002., Never Say Never Again isn’t any more serious than any other 007 film made between 1971 and 1985. Bond informs Domino that her brother has been killed by SPECTRE chieftain Largo during a campy tango scene played for laughs. Rowan Atkinson provides a preview of the schtick he’d do as Mr. Bean while playing Nigel Small-Fawcett, a British diplomat. Bond defeats an attacker by using his own urine specimen as a weapon. High drama, this is not. It’s on a par with exploding villains (Live And Let Die), stuffing a murderous dwarf in a suitcase (The Man With The Golden Gun) or using a Beach Boys song for an action scene (A View To a Kill).

003. Many 007 fans give Sean Connery a pass for Never Say Never Again. Hey, some fans say, it’s Connery so it has to be good. Problem: Connery was a de facto producer of Never Say Never Again. Without him, the movie doesn’t get made. If Connery wants new writers (Ian La Frencais and Dick Clement? Get them! So if you like Nigel Small-Fawcett, Connery gets part of the credit.
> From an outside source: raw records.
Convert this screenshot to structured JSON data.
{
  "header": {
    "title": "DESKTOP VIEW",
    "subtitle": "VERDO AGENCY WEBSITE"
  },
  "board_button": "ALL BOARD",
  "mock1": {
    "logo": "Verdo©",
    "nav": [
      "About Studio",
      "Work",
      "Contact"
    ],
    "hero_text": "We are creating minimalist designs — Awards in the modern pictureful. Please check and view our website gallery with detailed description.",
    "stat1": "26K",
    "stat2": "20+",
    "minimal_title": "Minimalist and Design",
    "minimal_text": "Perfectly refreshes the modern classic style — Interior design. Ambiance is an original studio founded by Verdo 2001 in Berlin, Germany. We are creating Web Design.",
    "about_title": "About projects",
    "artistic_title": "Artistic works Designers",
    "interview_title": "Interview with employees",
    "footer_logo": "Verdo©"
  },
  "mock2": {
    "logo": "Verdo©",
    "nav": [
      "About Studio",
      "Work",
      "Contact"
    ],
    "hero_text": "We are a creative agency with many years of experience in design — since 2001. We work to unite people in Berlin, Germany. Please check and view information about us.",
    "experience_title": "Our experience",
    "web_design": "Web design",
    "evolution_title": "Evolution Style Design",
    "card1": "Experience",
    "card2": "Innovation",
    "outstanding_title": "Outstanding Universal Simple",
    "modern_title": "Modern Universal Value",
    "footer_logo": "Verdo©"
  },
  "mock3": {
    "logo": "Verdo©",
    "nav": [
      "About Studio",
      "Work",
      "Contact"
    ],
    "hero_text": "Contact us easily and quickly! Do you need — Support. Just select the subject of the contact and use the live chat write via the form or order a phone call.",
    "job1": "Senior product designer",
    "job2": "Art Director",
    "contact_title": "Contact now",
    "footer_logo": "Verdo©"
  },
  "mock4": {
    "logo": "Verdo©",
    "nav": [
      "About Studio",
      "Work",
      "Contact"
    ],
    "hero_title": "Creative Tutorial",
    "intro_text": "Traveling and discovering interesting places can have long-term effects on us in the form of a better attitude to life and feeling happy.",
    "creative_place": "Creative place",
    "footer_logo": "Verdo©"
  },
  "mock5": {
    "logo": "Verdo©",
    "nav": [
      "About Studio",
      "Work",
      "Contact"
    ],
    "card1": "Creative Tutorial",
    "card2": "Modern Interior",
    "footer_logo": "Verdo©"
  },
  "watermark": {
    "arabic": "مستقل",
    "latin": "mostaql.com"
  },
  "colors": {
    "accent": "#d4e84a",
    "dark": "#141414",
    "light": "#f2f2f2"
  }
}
If you think Nigel is a silly, over-the-top character? Well, it can’t be Sir Sean’s fault. Can it? Put another way, Connery had more input on Never than he did with any other 007 movie, for good or for ill. But fans tend to concentrate on the former and ignore the latter.
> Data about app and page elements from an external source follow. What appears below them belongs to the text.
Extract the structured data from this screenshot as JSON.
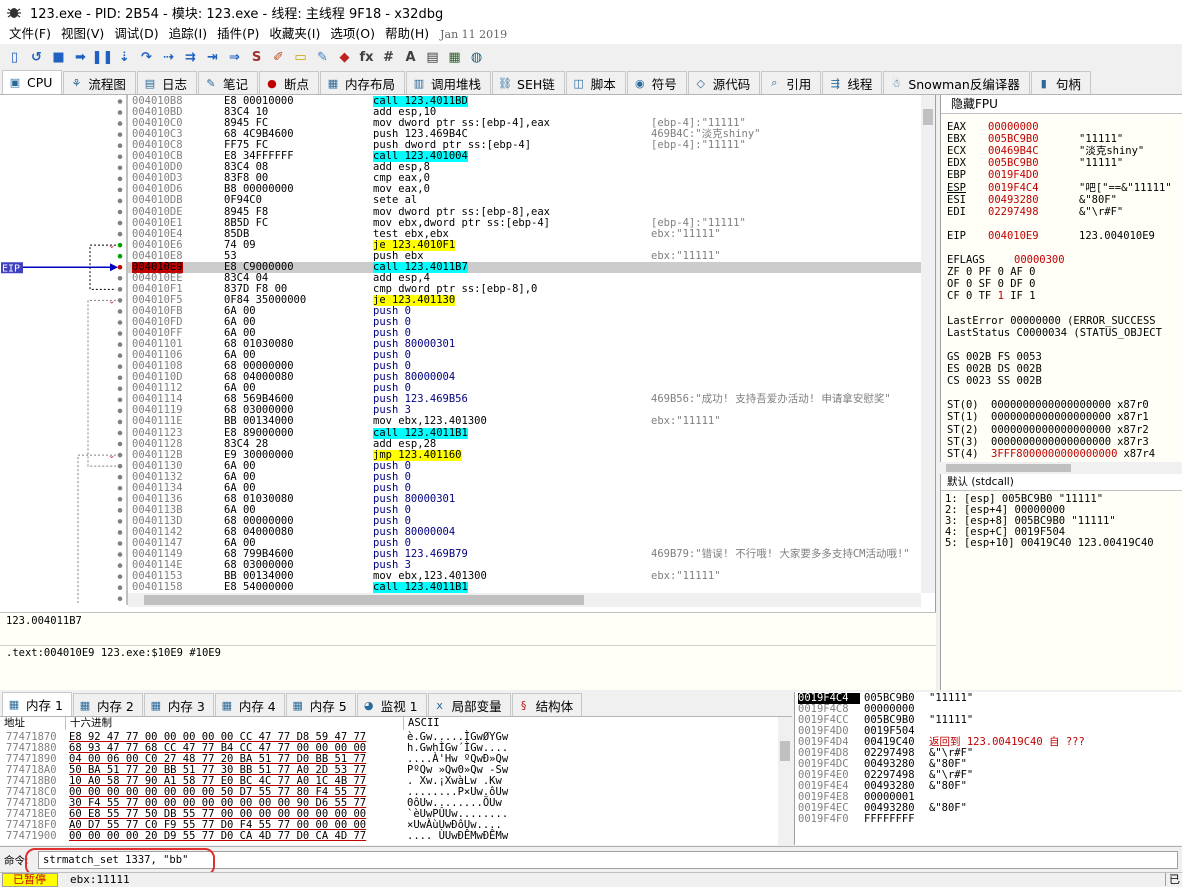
{
  "window": {
    "title": "123.exe - PID: 2B54 - 模块: 123.exe - 线程: 主线程 9F18 - x32dbg"
  },
  "menu": {
    "items": [
      "文件(F)",
      "视图(V)",
      "调试(D)",
      "追踪(I)",
      "插件(P)",
      "收藏夹(I)",
      "选项(O)",
      "帮助(H)"
    ],
    "date": "Jan 11 2019"
  },
  "toolbar": {
    "icons": [
      "open-icon",
      "restart-icon",
      "stop-icon",
      "run-icon",
      "pause-icon",
      "step-into-icon",
      "step-over-icon",
      "trace-into-icon",
      "trace-over-icon",
      "execute-till-return-icon",
      "run-to-user-code-icon",
      "scylla-icon",
      "patch-icon",
      "comment-icon",
      "label-icon",
      "bookmark-icon",
      "function-icon",
      "hash-icon",
      "font-icon",
      "strings-icon",
      "calculator-icon",
      "globe-icon"
    ]
  },
  "tabs": [
    {
      "label": "CPU",
      "icon": "cpu-icon",
      "active": true
    },
    {
      "label": "流程图",
      "icon": "graph-icon"
    },
    {
      "label": "日志",
      "icon": "log-icon"
    },
    {
      "label": "笔记",
      "icon": "notes-icon"
    },
    {
      "label": "断点",
      "icon": "breakpoint-icon"
    },
    {
      "label": "内存布局",
      "icon": "memory-map-icon"
    },
    {
      "label": "调用堆栈",
      "icon": "call-stack-icon"
    },
    {
      "label": "SEH链",
      "icon": "seh-icon"
    },
    {
      "label": "脚本",
      "icon": "script-icon"
    },
    {
      "label": "符号",
      "icon": "symbols-icon"
    },
    {
      "label": "源代码",
      "icon": "source-icon"
    },
    {
      "label": "引用",
      "icon": "references-icon"
    },
    {
      "label": "线程",
      "icon": "threads-icon"
    },
    {
      "label": "Snowman反编译器",
      "icon": "snowman-icon"
    },
    {
      "label": "句柄",
      "icon": "handles-icon"
    }
  ],
  "disasm": {
    "eip_label": "EIP",
    "rows": [
      {
        "addr": "004010B8",
        "bytes": "E8 00010000",
        "ins": "call 123.4011BD",
        "kind": "call"
      },
      {
        "addr": "004010BD",
        "bytes": "83C4 10",
        "ins": "add esp,10"
      },
      {
        "addr": "004010C0",
        "bytes": "8945 FC",
        "ins": "mov dword ptr ss:[ebp-4],eax",
        "cmt": "[ebp-4]:\"11111\""
      },
      {
        "addr": "004010C3",
        "bytes": "68 4C9B4600",
        "ins": "push 123.469B4C",
        "cmt": "469B4C:\"淡克shiny\""
      },
      {
        "addr": "004010C8",
        "bytes": "FF75 FC",
        "ins": "push dword ptr ss:[ebp-4]",
        "cmt": "[ebp-4]:\"11111\""
      },
      {
        "addr": "004010CB",
        "bytes": "E8 34FFFFFF",
        "ins": "call 123.401004",
        "kind": "call"
      },
      {
        "addr": "004010D0",
        "bytes": "83C4 08",
        "ins": "add esp,8"
      },
      {
        "addr": "004010D3",
        "bytes": "83F8 00",
        "ins": "cmp eax,0"
      },
      {
        "addr": "004010D6",
        "bytes": "B8 00000000",
        "ins": "mov eax,0"
      },
      {
        "addr": "004010DB",
        "bytes": "0F94C0",
        "ins": "sete al"
      },
      {
        "addr": "004010DE",
        "bytes": "8945 F8",
        "ins": "mov dword ptr ss:[ebp-8],eax"
      },
      {
        "addr": "004010E1",
        "bytes": "8B5D FC",
        "ins": "mov ebx,dword ptr ss:[ebp-4]",
        "cmt": "[ebp-4]:\"11111\""
      },
      {
        "addr": "004010E4",
        "bytes": "85DB",
        "ins": "test ebx,ebx",
        "cmt": "ebx:\"11111\""
      },
      {
        "addr": "004010E6",
        "bytes": "74 09",
        "ins": "je 123.4010F1",
        "kind": "jmp",
        "arrow": "v"
      },
      {
        "addr": "004010E8",
        "bytes": "53",
        "ins": "push ebx",
        "cmt": "ebx:\"11111\""
      },
      {
        "addr": "004010E9",
        "bytes": "E8 C9000000",
        "ins": "call 123.4011B7",
        "kind": "call",
        "hl": true
      },
      {
        "addr": "004010EE",
        "bytes": "83C4 04",
        "ins": "add esp,4"
      },
      {
        "addr": "004010F1",
        "bytes": "837D F8 00",
        "ins": "cmp dword ptr ss:[ebp-8],0"
      },
      {
        "addr": "004010F5",
        "bytes": "0F84 35000000",
        "ins": "je 123.401130",
        "kind": "jmp",
        "arrow": "v"
      },
      {
        "addr": "004010FB",
        "bytes": "6A 00",
        "ins": "push 0",
        "kind": "cpl"
      },
      {
        "addr": "004010FD",
        "bytes": "6A 00",
        "ins": "push 0",
        "kind": "cpl"
      },
      {
        "addr": "004010FF",
        "bytes": "6A 00",
        "ins": "push 0",
        "kind": "cpl"
      },
      {
        "addr": "00401101",
        "bytes": "68 01030080",
        "ins": "push 80000301",
        "kind": "cpl"
      },
      {
        "addr": "00401106",
        "bytes": "6A 00",
        "ins": "push 0",
        "kind": "cpl"
      },
      {
        "addr": "00401108",
        "bytes": "68 00000000",
        "ins": "push 0",
        "kind": "cpl"
      },
      {
        "addr": "0040110D",
        "bytes": "68 04000080",
        "ins": "push 80000004",
        "kind": "cpl"
      },
      {
        "addr": "00401112",
        "bytes": "6A 00",
        "ins": "push 0",
        "kind": "cpl"
      },
      {
        "addr": "00401114",
        "bytes": "68 569B4600",
        "ins": "push 123.469B56",
        "kind": "cpl",
        "cmt": "469B56:\"成功! 支持吾爱办活动! 申请拿安慰奖\""
      },
      {
        "addr": "00401119",
        "bytes": "68 03000000",
        "ins": "push 3",
        "kind": "cpl"
      },
      {
        "addr": "0040111E",
        "bytes": "BB 00134000",
        "ins": "mov ebx,123.401300",
        "cmt": "ebx:\"11111\""
      },
      {
        "addr": "00401123",
        "bytes": "E8 89000000",
        "ins": "call 123.4011B1",
        "kind": "call"
      },
      {
        "addr": "00401128",
        "bytes": "83C4 28",
        "ins": "add esp,28"
      },
      {
        "addr": "0040112B",
        "bytes": "E9 30000000",
        "ins": "jmp 123.401160",
        "kind": "jmp",
        "arrow": "v"
      },
      {
        "addr": "00401130",
        "bytes": "6A 00",
        "ins": "push 0",
        "kind": "cpl"
      },
      {
        "addr": "00401132",
        "bytes": "6A 00",
        "ins": "push 0",
        "kind": "cpl"
      },
      {
        "addr": "00401134",
        "bytes": "6A 00",
        "ins": "push 0",
        "kind": "cpl"
      },
      {
        "addr": "00401136",
        "bytes": "68 01030080",
        "ins": "push 80000301",
        "kind": "cpl"
      },
      {
        "addr": "0040113B",
        "bytes": "6A 00",
        "ins": "push 0",
        "kind": "cpl"
      },
      {
        "addr": "0040113D",
        "bytes": "68 00000000",
        "ins": "push 0",
        "kind": "cpl"
      },
      {
        "addr": "00401142",
        "bytes": "68 04000080",
        "ins": "push 80000004",
        "kind": "cpl"
      },
      {
        "addr": "00401147",
        "bytes": "6A 00",
        "ins": "push 0",
        "kind": "cpl"
      },
      {
        "addr": "00401149",
        "bytes": "68 799B4600",
        "ins": "push 123.469B79",
        "kind": "cpl",
        "cmt": "469B79:\"错误! 不行哦! 大家要多多支持CM活动哦!\""
      },
      {
        "addr": "0040114E",
        "bytes": "68 03000000",
        "ins": "push 3",
        "kind": "cpl"
      },
      {
        "addr": "00401153",
        "bytes": "BB 00134000",
        "ins": "mov ebx,123.401300",
        "cmt": "ebx:\"11111\""
      },
      {
        "addr": "00401158",
        "bytes": "E8 54000000",
        "ins": "call 123.4011B1",
        "kind": "call"
      },
      {
        "addr": "0040115D",
        "bytes": "83C4 28",
        "ins": "add esp,28"
      }
    ]
  },
  "info": {
    "line1": "123.004011B7",
    "line2": ".text:004010E9 123.exe:$10E9 #10E9"
  },
  "registers": {
    "header": "隐藏FPU",
    "gp": [
      {
        "n": "EAX",
        "v": "00000000",
        "c": ""
      },
      {
        "n": "EBX",
        "v": "005BC9B0",
        "c": "\"11111\""
      },
      {
        "n": "ECX",
        "v": "00469B4C",
        "c": "\"淡克shiny\""
      },
      {
        "n": "EDX",
        "v": "005BC9B0",
        "c": "\"11111\""
      },
      {
        "n": "EBP",
        "v": "0019F4D0",
        "c": ""
      },
      {
        "n": "ESP",
        "v": "0019F4C4",
        "c": "\"吧[\"==&\"11111\""
      },
      {
        "n": "ESI",
        "v": "00493280",
        "c": "&\"80F\""
      },
      {
        "n": "EDI",
        "v": "02297498",
        "c": "&\"\\r#F\""
      }
    ],
    "eip": {
      "n": "EIP",
      "v": "004010E9",
      "c": "123.004010E9"
    },
    "eflags": {
      "n": "EFLAGS",
      "v": "00000300"
    },
    "flags": [
      "ZF 0  PF 0  AF 0",
      "OF 0  SF 0  DF 0",
      "CF 0  TF 1  IF 1"
    ],
    "last_error": "LastError  00000000 (ERROR_SUCCESS",
    "last_status": "LastStatus C0000034 (STATUS_OBJECT",
    "segs": [
      "GS 002B  FS 0053",
      "ES 002B  DS 002B",
      "CS 0023  SS 002B"
    ],
    "fpu": [
      {
        "n": "ST(0)",
        "v": "0000000000000000000",
        "t": "x87r0"
      },
      {
        "n": "ST(1)",
        "v": "0000000000000000000",
        "t": "x87r1"
      },
      {
        "n": "ST(2)",
        "v": "0000000000000000000",
        "t": "x87r2"
      },
      {
        "n": "ST(3)",
        "v": "0000000000000000000",
        "t": "x87r3"
      },
      {
        "n": "ST(4)",
        "v": "3FFF8000000000000000",
        "t": "x87r4"
      }
    ]
  },
  "callconv": {
    "header": "默认 (stdcall)",
    "args": [
      "1: [esp] 005BC9B0 \"11111\"",
      "2: [esp+4] 00000000",
      "3: [esp+8] 005BC9B0 \"11111\"",
      "4: [esp+C] 0019F504",
      "5: [esp+10] 00419C40 123.00419C40"
    ]
  },
  "memtabs": [
    {
      "label": "内存 1",
      "icon": "memory-icon",
      "active": true
    },
    {
      "label": "内存 2",
      "icon": "memory-icon"
    },
    {
      "label": "内存 3",
      "icon": "memory-icon"
    },
    {
      "label": "内存 4",
      "icon": "memory-icon"
    },
    {
      "label": "内存 5",
      "icon": "memory-icon"
    },
    {
      "label": "监视 1",
      "icon": "watch-icon"
    },
    {
      "label": "局部变量",
      "icon": "locals-icon"
    },
    {
      "label": "结构体",
      "icon": "struct-icon"
    }
  ],
  "dump": {
    "headers": [
      "地址",
      "十六进制",
      "ASCII"
    ],
    "rows": [
      {
        "a": "77471870",
        "h": "E8 92 47 77  00 00 00 00  00 CC 47 77  D8 59 47 77",
        "s": "è.Gw.....ÌGwØYGw"
      },
      {
        "a": "77471880",
        "h": "68 93 47 77  68 CC 47 77  B4 CC 47 77  00 00 00 00",
        "s": "h.GwhÌGw´ÌGw...."
      },
      {
        "a": "77471890",
        "h": "04 00 06 00  C0 27 48 77  20 BA 51 77  D0 BB 51 77",
        "s": "....À'Hw ºQwÐ»Qw"
      },
      {
        "a": "774718A0",
        "h": "50 BA 51 77  20 BB 51 77  30 BB 51 77  A0 2D 53 77",
        "s": "PºQw »Qw0»Qw -Sw"
      },
      {
        "a": "774718B0",
        "h": "10 A0 58 77  90 A1 58 77  E0 BC 4C 77  A0 1C 4B 77",
        "s": ". Xw.¡XwàLw .Kw"
      },
      {
        "a": "774718C0",
        "h": "00 00 00 00  00 00 00 00  50 D7 55 77  80 F4 55 77",
        "s": "........P×Uw.ôUw"
      },
      {
        "a": "774718D0",
        "h": "30 F4 55 77  00 00 00 00  00 00 00 00  90 D6 55 77",
        "s": "0ôUw........ÖUw"
      },
      {
        "a": "774718E0",
        "h": "60 E8 55 77  50 DB 55 77  00 00 00 00  00 00 00 00",
        "s": "`èUwPÛUw........"
      },
      {
        "a": "774718F0",
        "h": "A0 D7 55 77  C0 F9 55 77  D0 F4 55 77  00 00 00 00",
        "s": " ×UwÀùUwÐôUw...."
      },
      {
        "a": "77471900",
        "h": "00 00 00 00  20 D9 55 77  D0 CA 4D 77  D0 CA 4D 77",
        "s": ".... ÙUwÐÊMwÐÊMw"
      }
    ]
  },
  "stack": [
    {
      "a": "0019F4C4",
      "v": "005BC9B0",
      "c": "\"11111\"",
      "top": true
    },
    {
      "a": "0019F4C8",
      "v": "00000000",
      "c": ""
    },
    {
      "a": "0019F4CC",
      "v": "005BC9B0",
      "c": "\"11111\""
    },
    {
      "a": "0019F4D0",
      "v": "0019F504",
      "c": ""
    },
    {
      "a": "0019F4D4",
      "v": "00419C40",
      "c": "返回到 123.00419C40 自 ???",
      "red": true
    },
    {
      "a": "0019F4D8",
      "v": "02297498",
      "c": "&\"\\r#F\""
    },
    {
      "a": "0019F4DC",
      "v": "00493280",
      "c": "&\"80F\""
    },
    {
      "a": "0019F4E0",
      "v": "02297498",
      "c": "&\"\\r#F\""
    },
    {
      "a": "0019F4E4",
      "v": "00493280",
      "c": "&\"80F\""
    },
    {
      "a": "0019F4E8",
      "v": "00000001",
      "c": ""
    },
    {
      "a": "0019F4EC",
      "v": "00493280",
      "c": "&\"80F\""
    },
    {
      "a": "0019F4F0",
      "v": "FFFFFFFF",
      "c": ""
    }
  ],
  "cmd": {
    "label": "命令:",
    "value": "strmatch_set 1337, \"bb\""
  },
  "status": {
    "state": "已暂停",
    "message": "ebx:11111",
    "right": "已"
  }
}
Here’s another way of looking at it. Ask yourself the following two questions: 1) Is Never Say Never Again really better than Moonraker/The Man With the Golden Gun/A View to a Kill? 2) Are you really being honest?

004. It’s inferior to Thunderball. Never is a remake of Thunderball and, thus, begs for that comparison. Thunderball had spectacle (even if it had editing and continuity issues). It even had drama amidst the typical mix of action and humor (Bond telling Domino her brother had been killed as part of SPECTRE’s plot). Never often comes up short in direct comparison to its predecessor, in our humble opinion.

005. If Roger Moore had done Never Say Never Again instead of Octopussy, some of Never’s fans would scream it was too campy. Moore gets blamed by some fans for the tone of the Bond film series from 1973 to 1985. He was the star, so he does bear some responsibility. But he also was doing was directors Guy Hamilton, Lewis Gilbert and John Glen told him to do. Famously, Moore objected to a scene in For Your Eyes Only that called for Bond to coldly kick a car containing a killer off a cliff. Still, he did it, an indication that his input only went so far. Connery’s input on Never (and, for that matter, Diamonds Are Forever, his last film for Eon, where he publicly praised Tom Mankiewicz’s rewrite of Richard Maibaum’s early drafts) suggests he didn’t mind light stuff at all. Would Connery have really minded briefly disguising himself as a circus clown in Octopussy? We’ll never know, but the answer may not be as conclusive as some fans believe.

006. Michel Legrand’s score is a contender for worst 007 score of all time. Michel Legrand could make grown men cry with his score for the 1971 TV film Brian’s Song, he could do a serviceable score for the adventure film Ice Station Zebra, he could do musicals such as Yentl. But he was no competition for John Barry, who scored 11 of the Eon films and established the 007 musical sound, or even the likes of Marvin Hamlisch or Bill Conti, who provided the music for some of Eon’s films when Barry wasn’t available. Good news for Legrand: Eric Serra’s score for Eon’s GoldenEye (1995) does provide Legrand competition for the worst 007 film score so it’s not automatic that Legrand get branded the worst Bond movie composer.

007. Never Say Never Again generates strong arguments among fans. Some fans bristle at the notion of referring to Never as an “unofficial” Bond film (a typical description for Bond movies not produced by Eon) saying that’s an unfair label. POn the other hand some will attack it because how dare anybody other than Eon attempt to make a 007 movie. Now those are broad generalizations but visit a typical Bond fan site message board and it won’t take too much effort to find posts taking either position.